*Material for the task*
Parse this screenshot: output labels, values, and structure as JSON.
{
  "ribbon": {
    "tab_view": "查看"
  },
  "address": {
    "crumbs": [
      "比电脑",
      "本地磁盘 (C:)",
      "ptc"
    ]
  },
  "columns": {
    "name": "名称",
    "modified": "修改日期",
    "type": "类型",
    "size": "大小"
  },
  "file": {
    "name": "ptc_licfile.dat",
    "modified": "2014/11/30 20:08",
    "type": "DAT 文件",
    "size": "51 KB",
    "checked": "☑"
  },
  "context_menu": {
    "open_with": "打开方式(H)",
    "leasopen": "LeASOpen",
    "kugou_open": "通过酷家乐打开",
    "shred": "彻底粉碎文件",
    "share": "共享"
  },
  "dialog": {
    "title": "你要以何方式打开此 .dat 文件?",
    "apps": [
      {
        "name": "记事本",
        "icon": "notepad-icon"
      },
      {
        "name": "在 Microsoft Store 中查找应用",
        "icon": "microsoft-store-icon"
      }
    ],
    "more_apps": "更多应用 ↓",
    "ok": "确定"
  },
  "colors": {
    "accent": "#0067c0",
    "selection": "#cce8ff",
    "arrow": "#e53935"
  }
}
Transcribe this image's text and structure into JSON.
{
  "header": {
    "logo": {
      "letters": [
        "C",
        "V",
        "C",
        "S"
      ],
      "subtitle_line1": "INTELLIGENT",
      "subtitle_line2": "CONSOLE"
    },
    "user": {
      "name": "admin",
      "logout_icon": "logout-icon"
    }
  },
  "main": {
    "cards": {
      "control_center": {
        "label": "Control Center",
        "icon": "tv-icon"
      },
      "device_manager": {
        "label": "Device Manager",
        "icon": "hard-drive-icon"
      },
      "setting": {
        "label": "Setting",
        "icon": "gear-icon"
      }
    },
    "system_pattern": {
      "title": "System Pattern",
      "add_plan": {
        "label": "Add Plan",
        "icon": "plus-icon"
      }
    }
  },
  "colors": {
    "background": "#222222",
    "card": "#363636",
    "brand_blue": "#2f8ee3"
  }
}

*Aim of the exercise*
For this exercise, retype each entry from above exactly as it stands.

*Exercise result*
Parse this screenshot: output labels, values, and structure as JSON.
{
  "ribbon": {
    "tab_view": "查看"
  },
  "address": {
    "crumbs": [
      "比电脑",
      "本地磁盘 (C:)",
      "ptc"
    ]
  },
  "columns": {
    "name": "名称",
    "modified": "修改日期",
    "type": "类型",
    "size": "大小"
  },
  "file": {
    "name": "ptc_licfile.dat",
    "modified": "2014/11/30 20:08",
    "type": "DAT 文件",
    "size": "51 KB",
    "checked": "☑"
  },
  "context_menu": {
    "open_with": "打开方式(H)",
    "leasopen": "LeASOpen",
    "kugou_open": "通过酷家乐打开",
    "shred": "彻底粉碎文件",
    "share": "共享"
  },
  "dialog": {
    "title": "你要以何方式打开此 .dat 文件?",
    "apps": [
      {
        "name": "记事本",
        "icon": "notepad-icon"
      },
      {
        "name": "在 Microsoft Store 中查找应用",
        "icon": "microsoft-store-icon"
      }
    ],
    "more_apps": "更多应用 ↓",
    "ok": "确定"
  },
  "colors": {
    "accent": "#0067c0",
    "selection": "#cce8ff",
    "arrow": "#e53935"
  }
}
Transcribe this image's text and structure into JSON.
{
  "header": {
    "logo": {
      "letters": [
        "C",
        "V",
        "C",
        "S"
      ],
      "subtitle_line1": "INTELLIGENT",
      "subtitle_line2": "CONSOLE"
    },
    "user": {
      "name": "admin",
      "logout_icon": "logout-icon"
    }
  },
  "main": {
    "cards": {
      "control_center": {
        "label": "Control Center",
        "icon": "tv-icon"
      },
      "device_manager": {
        "label": "Device Manager",
        "icon": "hard-drive-icon"
      },
      "setting": {
        "label": "Setting",
        "icon": "gear-icon"
      }
    },
    "system_pattern": {
      "title": "System Pattern",
      "add_plan": {
        "label": "Add Plan",
        "icon": "plus-icon"
      }
    }
  },
  "colors": {
    "background": "#222222",
    "card": "#363636",
    "brand_blue": "#2f8ee3"
  }
}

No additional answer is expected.